Comedian Poundstone To Perform At Paramount Friday
By Virginia Dean
RUTLAND — The first sentence of the last paragraph of comedian Paula Poundstone’s kindergarten report card indicated then that she might be headed for comedy for, as her teacher said, “I have enjoyed Paula’s humorous comments about our activities.”
But the road to comedic fame wasn’t as clear-cut as some predicted during Poundstone’s early life. “Oozing” through high school and earning her diploma by “sliding under the door in a depressed funk,” Poundstone wasn’t certain about her future.
“I didn’t know what I would do,” she said in a recent interview. “I really didn’t think I would do comedy.”
Growing up in Sudbury, Mass., Poundstone bused tables for a while before landing in the Boston area where she became involved in the 1970s Comedy Connection, one of the city’s large comedy clubs known for its improv and milieu for young comedians looking for a career break.
“This was a new idea,” said Poundstone. “This kind of club was springing up then all over the country – even beyond. In fact, I have a graduating class of comics from all over the country who started when I did. It was really just time and place. I actually thought I would work my way to managing a restaurant.”
Instead, however, Poundstone gradually made her way into other comedy clubs, soon becoming recognized for her wry, intelligent and witty comedy.
Scheduled for a concert at the Paramount Theatre in Rutland tomorrow night, Poundstone tours regularly, performing standup comedy across the country. Within the next month, for example, she will present her artistic work in New York, California, New Jersey, Connecticut, Maine, and Ohio.
She is also a regular panelist on NPR’s weekly news quiz show “Wait, Wait…Don’t Tell Me,” headquartered in Chicago. Her fondness of the international radio broadcast has a lot to do with being spontaneous.
“They allow me to say whatever I want,” she said. “The panelists are unscripted, so it’s perfect for me. I feel like I’m a batter in a batting cage. I get lobbed topics. Sometimes I just watch them go by, but every now and then I get a piece of one. If the others didn’t cheat, it would be an almost perfect work experience.”
Much of her humor, she said, is autobiographical and not to be categorized.

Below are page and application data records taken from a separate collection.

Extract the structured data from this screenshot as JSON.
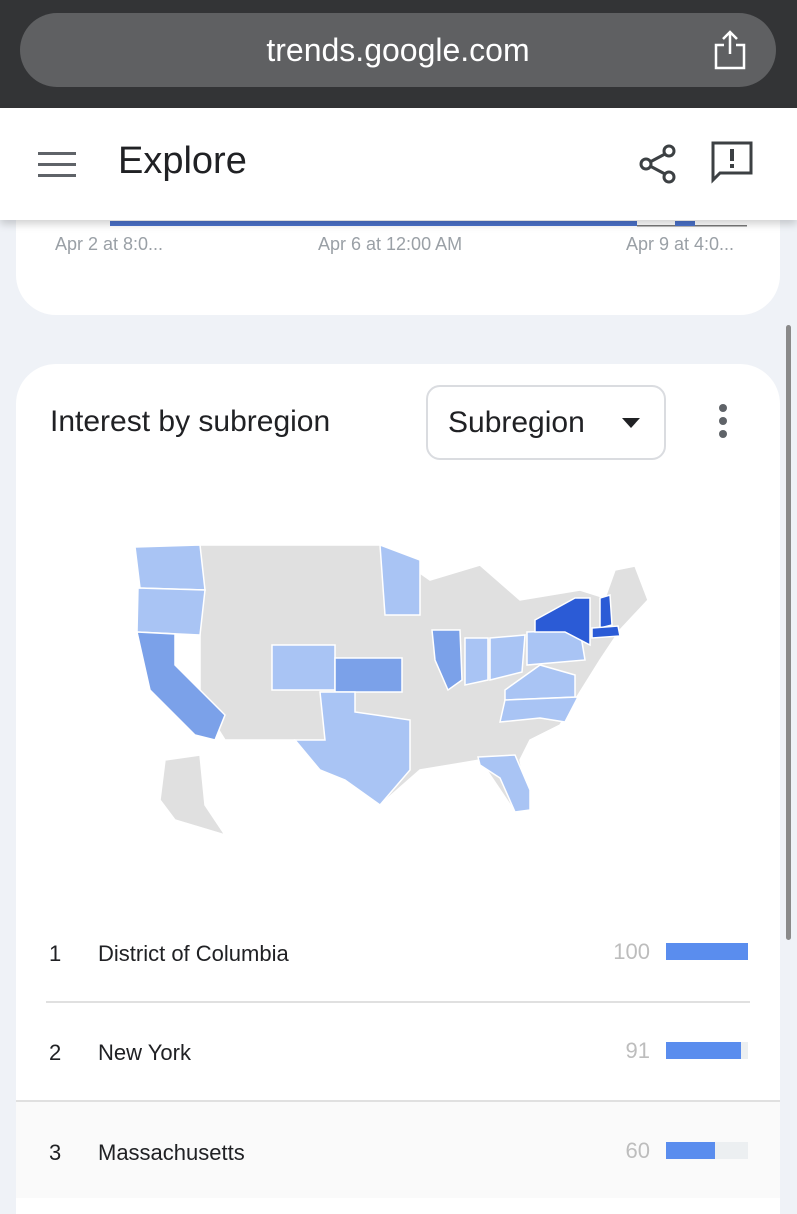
{
  "browser": {
    "url": "trends.google.com",
    "share_icon": "share-ios-icon"
  },
  "header": {
    "title": "Explore",
    "menu_icon": "hamburger-icon",
    "share_icon": "share-icon",
    "feedback_icon": "feedback-icon"
  },
  "timeline": {
    "x_labels": [
      "Apr 2 at 8:0...",
      "Apr 6 at 12:00 AM",
      "Apr 9 at 4:0..."
    ]
  },
  "subregion": {
    "title": "Interest by subregion",
    "dropdown": "Subregion",
    "colors": {
      "high": "#2b5bd6",
      "mid": "#7ba1e9",
      "low": "#a9c4f4",
      "none": "#e0e0e0"
    },
    "rows": [
      {
        "rank": "1",
        "name": "District of Columbia",
        "value": "100",
        "pct": 100
      },
      {
        "rank": "2",
        "name": "New York",
        "value": "91",
        "pct": 91
      },
      {
        "rank": "3",
        "name": "Massachusetts",
        "value": "60",
        "pct": 60
      }
    ]
  }
}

“It’s very personal,” she said. “It really has to do with my own experiences, or perhaps politics or current events here and there because I stumble upon it. I don’t see myself as being a particular type.”
Poundstone’s spontaneity, however, is a key aspect of what separates her from other comedians and that has made her a legend among comics and audiences alike.
“No two shows I do are the same,” she said. “It’s not that I don’t repeat material. I do. My shows, when they’re good, and I like to think they often are, are like a cocktail party. When you first get there, you talk about how badly you got lost and how hard it was to find parking. Then you tell a story about your kids or what you just saw on the news. You meet some new people and ask them about themselves. Then, someone says, ‘Tell that story you used to tell’, and then someone on the other side of the room spills a drink, and you mock them. No one ever applauds me when I leave a party, though. I think they high five.”
Throughout her career, Poundstone has amassed awards and accolades that include an Emmy, an American Comedy Award for Best Female Standup Comic, a member of the Comedy Hall of Fame, the cable ACE for Best Standup Comedy Special, and recognition as one of Comedy Central’s 100 greatest stand-ups of all time.
She remains modest about her accomplishments, however, continuing to point to being at the right time and place as the reason for her success. She grew up adoring such comedians as Lily Tomlin and Bill Cosby who undoubtedly influenced her current “better worn” life path.
This March, Poundstone joined Whoopi Goldberg and Joan Rivers in a comedy for a feature-length documentary entitled “Why We Laugh Too: Women of Comedy.” Last year, Poundstone was honored at the Moment Magazine, receiving its Creativity Award at its 35th anniversary symposium and dinner. Her newest comedy CD, “I Heart Jokes: Paula Tells Them in Boston,” was just released in April.
Poundstone is also a published author and lecturer. Her book, “There is Nothing In This Book That I Meant To Say” (2006) precedes her present novel which she says is about raising her family.
“It’s experiential and autobiographical,” she said.
Poundstone also continues her role for the American Library Association (ALA) as the national spokesperson for United for Libraries, a citizens support group working to raise awareness and funds to support local libraries. Poundstone has appeared as the headliner at the ALA’s annual conference for their “Laughs On Us” panel.
Poundstone resides in Santa Monica, Calif., with her three children.
Tickets for Friday, Sept 13 8 p.m. show are available by calling (802) 7750903 or by visiting www.paramountvt.org.